Records supplied section start

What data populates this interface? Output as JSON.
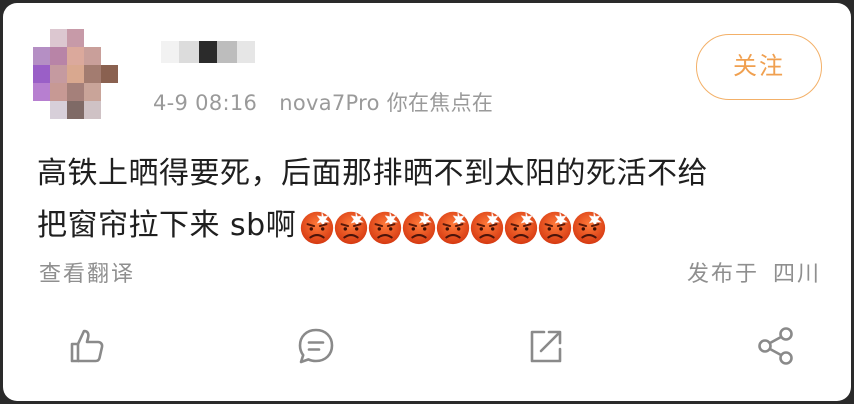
{
  "post": {
    "username_pixels": [
      "#f2f2f2",
      "#dcdcdc",
      "#2b2b2b",
      "#bdbdbd",
      "#e6e6e6"
    ],
    "date": "4-9 08:16",
    "device": "nova7Pro 你在焦点在",
    "follow_label": "关注",
    "content_line1": "高铁上晒得要死，后面那排晒不到太阳的死活不给",
    "content_line2": "把窗帘拉下来  sb啊",
    "emoji_count": 9,
    "emoji_name": "angry-face-icon",
    "translate_label": "查看翻译",
    "published_label": "发布于",
    "location": "四川"
  },
  "actions": [
    {
      "name": "like-button",
      "icon": "thumbs-up-icon"
    },
    {
      "name": "comment-button",
      "icon": "comment-icon"
    },
    {
      "name": "repost-button",
      "icon": "repost-icon"
    },
    {
      "name": "share-button",
      "icon": "share-icon"
    }
  ],
  "avatar_pixels": [
    [
      "#ffffff",
      "#dcc7d0",
      "#c79aa8",
      "#ffffff",
      "#ffffff"
    ],
    [
      "#b58fc4",
      "#b884a7",
      "#dba99c",
      "#c99f9a",
      "#ffffff"
    ],
    [
      "#9a5fc7",
      "#c59aa0",
      "#d9a88f",
      "#a37c70",
      "#8a6150"
    ],
    [
      "#b77fd0",
      "#c79994",
      "#a5807a",
      "#c9a499",
      "#ffffff"
    ],
    [
      "#ffffff",
      "#d7cfd9",
      "#7f6a66",
      "#cfc2c5",
      "#ffffff"
    ]
  ],
  "colors": {
    "accent": "#f0a050",
    "text": "#1f1f1f",
    "meta": "#9a9a9a"
  }
}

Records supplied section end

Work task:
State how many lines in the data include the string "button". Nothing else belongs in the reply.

Answer box:
4